Appellant's final claim of reversible error on voir dire examination is also without merit. Anzalone contends that the district court judge erred when he questioned the prospective jurors collectively as to their opinions about drugs and as to any experiences they or others they knew had had with drugs. He asserts that the responses given by several jurors in the presence of other jurors were prejudicial. There is no support for this argument. Indeed, appellant gives no authority, and case law is directly contradictory to his position. See United States v. Casey, 835 F.2d 148, 152 (7th Cir. 1987) (national attention to the long standing problem of drug trafficking does not create need to question jurors individually); United States v. Dennis, 786 F.2d 1029, 1044 (11th Cir. 1986), cert. denied, 481 U.S. 1037, 107 S. Ct. 1973, 95 L. Ed. 2d 814 (1987).
In addition, the response which appellant contends was prejudicial to the remaining jurors does not appear to be so. A juror indicated that her son had been arrested for possession of marijuana and had since straightened out, gotten married, and had a child. In Dennis, the prospective jurors were also questioned in the presence of other jurors about their life experiences with drugs. Five jurors responded that they had had bad experiences, including one juror who stated that her oldest child had been murdered in a drug killing. That court held,
we find the statements made by the five panel members who were excused to have been insufficient to require the court to conduct additional voir dire of the remaining panel members. At most, the statements served to heighten the remaining jurors' awareness of some of the possible consequences of drug use.
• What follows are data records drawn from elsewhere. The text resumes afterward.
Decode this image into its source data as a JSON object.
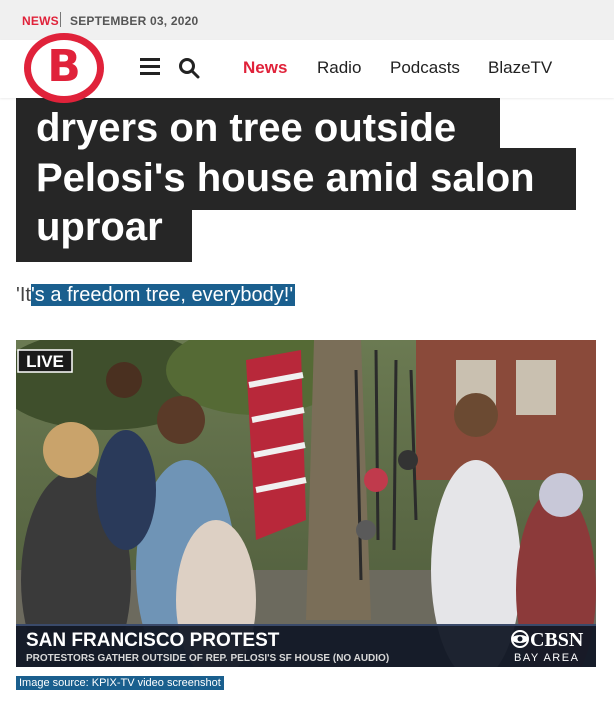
{
  "top_bar": {
    "category": "NEWS",
    "date": "SEPTEMBER 03, 2020"
  },
  "headline": {
    "lines": [
      "dryers on tree outside",
      "Pelosi's house amid salon",
      "uproar"
    ]
  },
  "nav": {
    "logo_letter": "B",
    "links": [
      "News",
      "Radio",
      "Podcasts",
      "BlazeTV"
    ],
    "active": "News"
  },
  "subhead": {
    "prefix": "'It",
    "highlighted": "'s a freedom tree, everybody!'"
  },
  "video": {
    "live_badge": "LIVE",
    "lower_third_title": "SAN FRANCISCO PROTEST",
    "lower_third_subtitle": "PROTESTORS GATHER OUTSIDE OF REP. PELOSI'S SF HOUSE (NO AUDIO)",
    "network": "CBSN",
    "network_sub": "BAY AREA"
  },
  "image_caption": "Image source: KPIX-TV video screenshot",
  "colors": {
    "brand_red": "#e0223a",
    "headline_bg": "#262626",
    "selection_blue": "#1a5f8e"
  }
}
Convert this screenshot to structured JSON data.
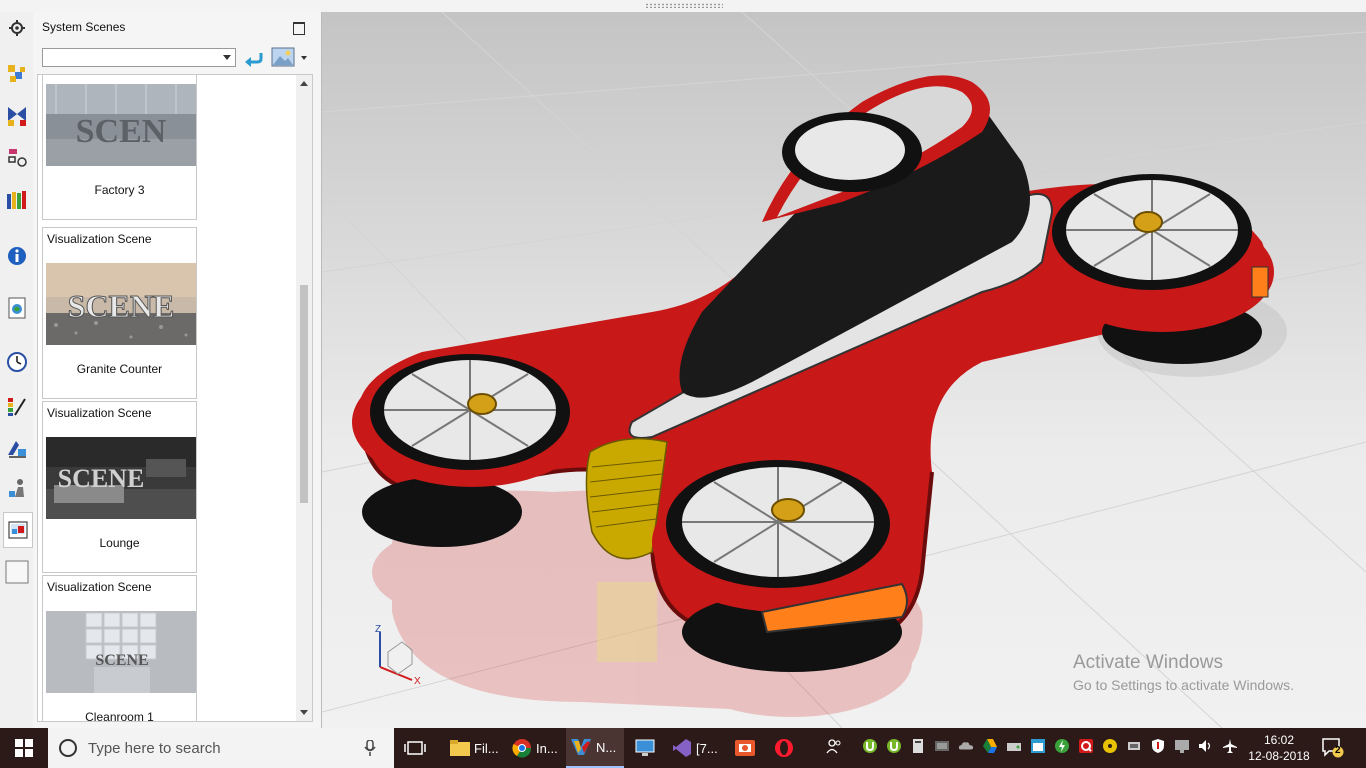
{
  "panel": {
    "title": "System Scenes",
    "combo_value": "",
    "scenes": [
      {
        "type": "",
        "name": "Factory 3",
        "thumb_text": "SCEN"
      },
      {
        "type": "Visualization Scene",
        "name": "Granite Counter",
        "thumb_text": "SCENE"
      },
      {
        "type": "Visualization Scene",
        "name": "Lounge",
        "thumb_text": "SCENE"
      },
      {
        "type": "Visualization Scene",
        "name": "Cleanroom 1",
        "thumb_text": "SCENE"
      }
    ]
  },
  "toolbar_icons": [
    "gear-icon",
    "assembly-navigator-icon",
    "constraint-navigator-icon",
    "part-navigator-icon",
    "library-icon",
    "info-icon",
    "web-browser-icon",
    "history-icon",
    "color-palette-icon",
    "process-studio-icon",
    "roles-icon",
    "system-scenes-icon",
    "blank-icon"
  ],
  "viewport": {
    "axis_labels": {
      "z": "Z",
      "x": "X"
    },
    "watermark_title": "Activate Windows",
    "watermark_sub": "Go to Settings to activate Windows."
  },
  "taskbar": {
    "search_placeholder": "Type here to search",
    "apps": [
      {
        "label": "Fil...",
        "icon": "file-explorer-icon"
      },
      {
        "label": "In...",
        "icon": "chrome-icon"
      },
      {
        "label": "N...",
        "icon": "nx-icon"
      },
      {
        "label": "",
        "icon": "computer-icon"
      },
      {
        "label": "[7...",
        "icon": "visual-studio-icon"
      },
      {
        "label": "",
        "icon": "media-icon"
      },
      {
        "label": "",
        "icon": "opera-icon"
      }
    ],
    "clock_time": "16:02",
    "clock_date": "12-08-2018",
    "notification_count": "2"
  },
  "colors": {
    "accent_red": "#d11b1b",
    "taskbar": "#2b1a18",
    "viewport_bg": "#e6e6e6"
  }
}
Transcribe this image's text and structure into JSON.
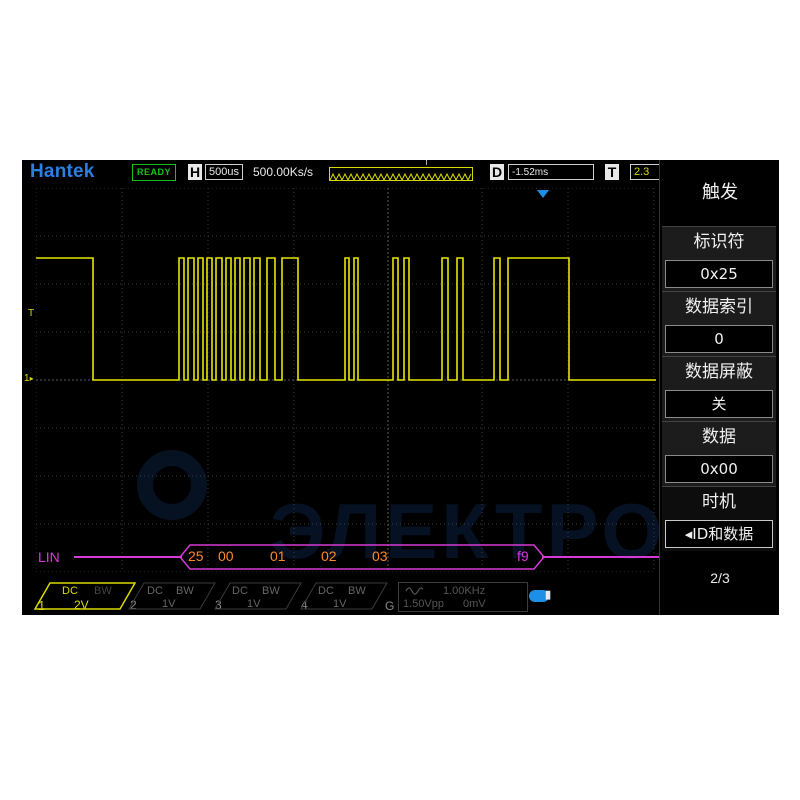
{
  "brand": "Hantek",
  "status": "READY",
  "timebase": {
    "letter": "H",
    "value": "500us",
    "sample_rate": "500.00Ks/s"
  },
  "delay": {
    "letter": "D",
    "value": "-1.52ms"
  },
  "trigger_level": {
    "letter": "T",
    "value": "2.3"
  },
  "watermark": "ЭЛЕКТРОНИКС",
  "channel_marks": {
    "trigger": "T",
    "ch1": "1"
  },
  "bus": {
    "label": "LIN",
    "bytes": [
      "25",
      "00",
      "01",
      "02",
      "03",
      "f9"
    ]
  },
  "channels": [
    {
      "num": "1",
      "coupling": "DC",
      "bw": "BW",
      "scale": "2V",
      "active": true
    },
    {
      "num": "2",
      "coupling": "DC",
      "bw": "BW",
      "scale": "1V",
      "active": false
    },
    {
      "num": "3",
      "coupling": "DC",
      "bw": "BW",
      "scale": "1V",
      "active": false
    },
    {
      "num": "4",
      "coupling": "DC",
      "bw": "BW",
      "scale": "1V",
      "active": false
    }
  ],
  "generator": {
    "letter": "G",
    "freq": "1.00KHz",
    "amp": "1.50Vpp",
    "offset": "0mV",
    "wave_icon": "sine-wave-icon"
  },
  "usb_icon": "usb-icon",
  "menu": {
    "title": "触发",
    "items": [
      {
        "label": "标识符",
        "value": "0x25"
      },
      {
        "label": "数据索引",
        "value": "0"
      },
      {
        "label": "数据屏蔽",
        "value": "关"
      },
      {
        "label": "数据",
        "value": "0x00"
      },
      {
        "label": "时机",
        "value": "◂ID和数据"
      }
    ],
    "page": "2/3"
  },
  "colors": {
    "ch1": "#d9d900",
    "bus": "#d63ad6",
    "bus_bytes": "#ff8a2a",
    "accent": "#1e8fe6",
    "ready": "#19c219"
  }
}
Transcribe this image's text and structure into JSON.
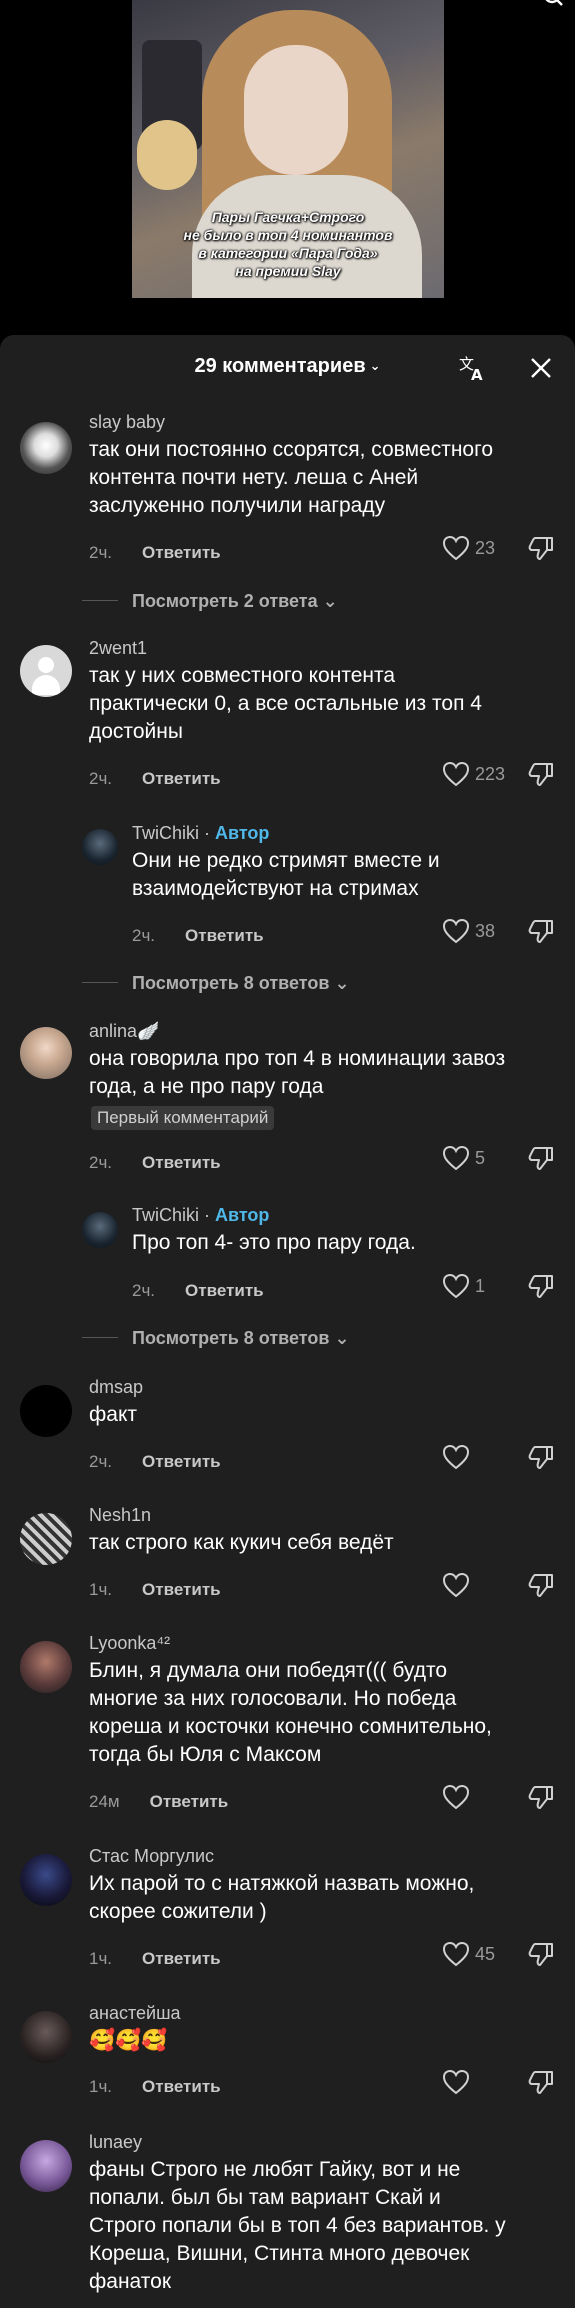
{
  "video": {
    "caption_lines": [
      "Пары Гаечка+Строго",
      "не было в топ 4 номинантов",
      "в категории «Пара Года»",
      "на премии Slay"
    ]
  },
  "header": {
    "title": "29 комментариев",
    "chevron": "⌄"
  },
  "comments": [
    {
      "user": "slay baby",
      "text": [
        "так они постоянно ссорятся, совместного",
        "контента почти нету. леша с Аней",
        "заслуженно получили награду"
      ],
      "time": "2ч.",
      "reply": "Ответить",
      "likes": "23",
      "view_more": "Посмотреть 2 ответа"
    },
    {
      "user": "2went1",
      "text": [
        "так у них совместного контента",
        "практически 0, а все остальные из топ 4",
        "достойны"
      ],
      "time": "2ч.",
      "reply": "Ответить",
      "likes": "223"
    },
    {
      "user": "TwiChiki",
      "author": "Автор",
      "text": [
        "Они не редко стримят вместе и",
        "взаимодействуют на стримах"
      ],
      "time": "2ч.",
      "reply": "Ответить",
      "likes": "38",
      "view_more": "Посмотреть 8 ответов"
    },
    {
      "user": "anlina🪽",
      "text": [
        "она говорила про топ 4 в номинации завоз",
        "года, а не про пару года"
      ],
      "badge": "Первый комментарий",
      "time": "2ч.",
      "reply": "Ответить",
      "likes": "5"
    },
    {
      "user": "TwiChiki",
      "author": "Автор",
      "text": [
        "Про топ 4- это про пару года."
      ],
      "time": "2ч.",
      "reply": "Ответить",
      "likes": "1",
      "view_more": "Посмотреть 8 ответов"
    },
    {
      "user": "dmsap",
      "text": [
        "факт"
      ],
      "time": "2ч.",
      "reply": "Ответить",
      "likes": ""
    },
    {
      "user": "Nesh1n",
      "text": [
        "так строго как кукич себя ведёт"
      ],
      "time": "1ч.",
      "reply": "Ответить",
      "likes": ""
    },
    {
      "user": "Lyoonka⁴²",
      "text": [
        "Блин, я думала они победят((( будто",
        "многие за них голосовали. Но победа",
        "кореша и косточки конечно сомнительно,",
        "тогда бы Юля с Максом"
      ],
      "time": "24м",
      "reply": "Ответить",
      "likes": ""
    },
    {
      "user": "Стас Моргулис",
      "text": [
        "Их парой то с натяжкой назвать можно,",
        "скорее сожители )"
      ],
      "time": "1ч.",
      "reply": "Ответить",
      "likes": "45"
    },
    {
      "user": "анастейша",
      "text": [
        "🥰🥰🥰"
      ],
      "time": "1ч.",
      "reply": "Ответить",
      "likes": ""
    },
    {
      "user": "lunaey",
      "text": [
        "фаны Строго не любят Гайку, вот и не",
        "попали. был бы там вариант Скай и",
        "Строго попали бы в топ 4 без вариантов. у",
        "Кореша, Вишни, Стинта много девочек",
        "фанаток"
      ]
    }
  ]
}
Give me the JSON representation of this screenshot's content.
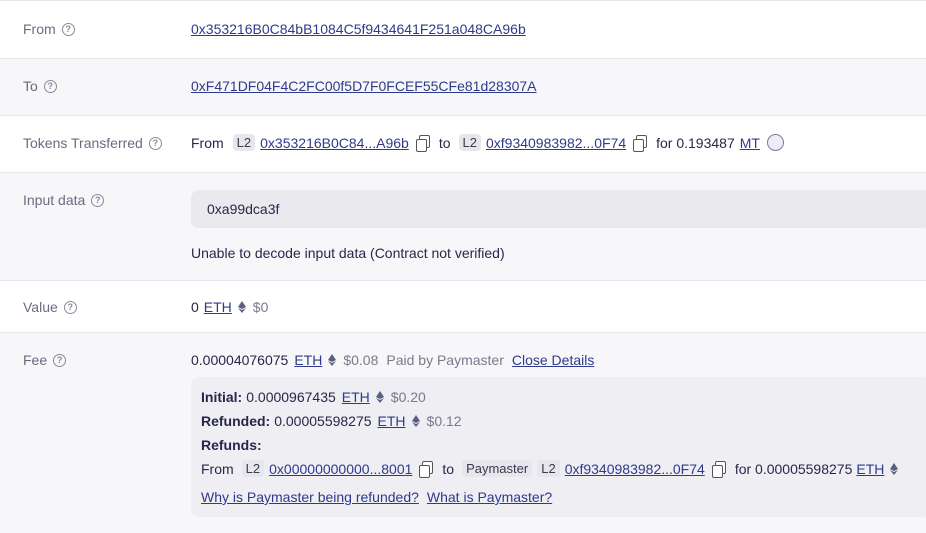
{
  "labels": {
    "from": "From",
    "to": "To",
    "tokens_transferred": "Tokens Transferred",
    "input_data": "Input data",
    "value": "Value",
    "fee": "Fee"
  },
  "from_address": "0x353216B0C84bB1084C5f9434641F251a048CA96b",
  "to_address": "0xF471DF04F4C2FC00f5D7F0FCEF55CFe81d28307A",
  "transfer": {
    "from_word": "From",
    "from_badge": "L2",
    "from_addr": "0x353216B0C84...A96b",
    "to_word": "to",
    "to_badge": "L2",
    "to_addr": "0xf9340983982...0F74",
    "amount": "for 0.193487",
    "token": "MT"
  },
  "input_data": {
    "value": "0xa99dca3f",
    "note": "Unable to decode input data (Contract not verified)"
  },
  "value": {
    "amount": "0",
    "token": "ETH",
    "usd": "$0"
  },
  "fee": {
    "amount": "0.00004076075",
    "token": "ETH",
    "usd": "$0.08",
    "paid_by": "Paid by Paymaster",
    "close_details": "Close Details",
    "initial_label": "Initial:",
    "initial_amount": "0.0000967435",
    "initial_token": "ETH",
    "initial_usd": "$0.20",
    "refunded_label": "Refunded:",
    "refunded_amount": "0.00005598275",
    "refunded_token": "ETH",
    "refunded_usd": "$0.12",
    "refunds_label": "Refunds:",
    "refund_from_word": "From",
    "refund_from_badge": "L2",
    "refund_from_addr": "0x00000000000...8001",
    "refund_to_word": "to",
    "refund_paymaster_badge": "Paymaster",
    "refund_to_badge": "L2",
    "refund_to_addr": "0xf9340983982...0F74",
    "refund_amount": "for 0.00005598275",
    "refund_token": "ETH",
    "link_why": "Why is Paymaster being refunded?",
    "link_what": "What is Paymaster?"
  },
  "colors": {
    "link": "#2e3a8c",
    "row_alt_bg": "#f7f7fa",
    "border": "#e6e6ee"
  }
}
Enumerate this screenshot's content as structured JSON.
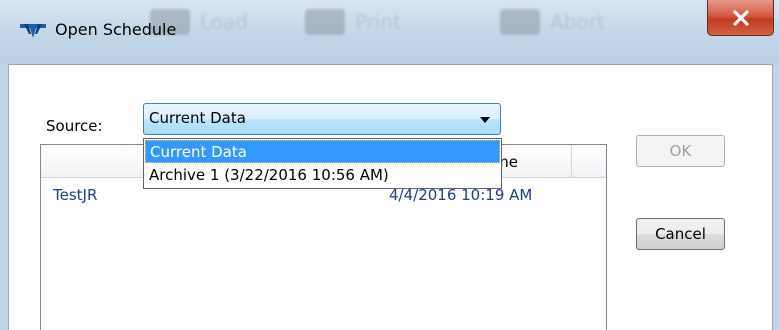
{
  "window": {
    "title": "Open Schedule",
    "app_icon": "teledyne-logo-icon",
    "close_icon": "close-icon",
    "background_toolbar": [
      {
        "label": "Load",
        "icon": "load-icon"
      },
      {
        "label": "Print",
        "icon": "printer-icon"
      },
      {
        "label": "Abort",
        "icon": "abort-icon"
      }
    ]
  },
  "source": {
    "label": "Source:",
    "selected": "Current Data",
    "options": [
      "Current Data",
      "Archive 1 (3/22/2016 10:56 AM)"
    ],
    "highlighted_index": 0
  },
  "list": {
    "columns": [
      "",
      "d Time"
    ],
    "rows": [
      {
        "name": "TestJR",
        "time": "4/4/2016 10:19 AM"
      }
    ]
  },
  "buttons": {
    "ok": "OK",
    "ok_enabled": false,
    "cancel": "Cancel"
  },
  "colors": {
    "highlight": "#3399ff",
    "close_button": "#c9452b",
    "link_text": "#1e3f8a"
  }
}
We are not convinced that they posed any threat to the fairness and legality of the defendant's trial.
Id. at 1044. Appellant has failed to show that the district court abused its discretion in not questioning jurors out of the presence of other prospective jurors regarding this matter.
"Since [there is] no abuse of discretion the conduct of the voir dire did not constitute error and accordingly it cannot reach the level of plain error." Flores-Elias, 650 F.2d at 1151.
The judgment of the District Court is AFFIRMED.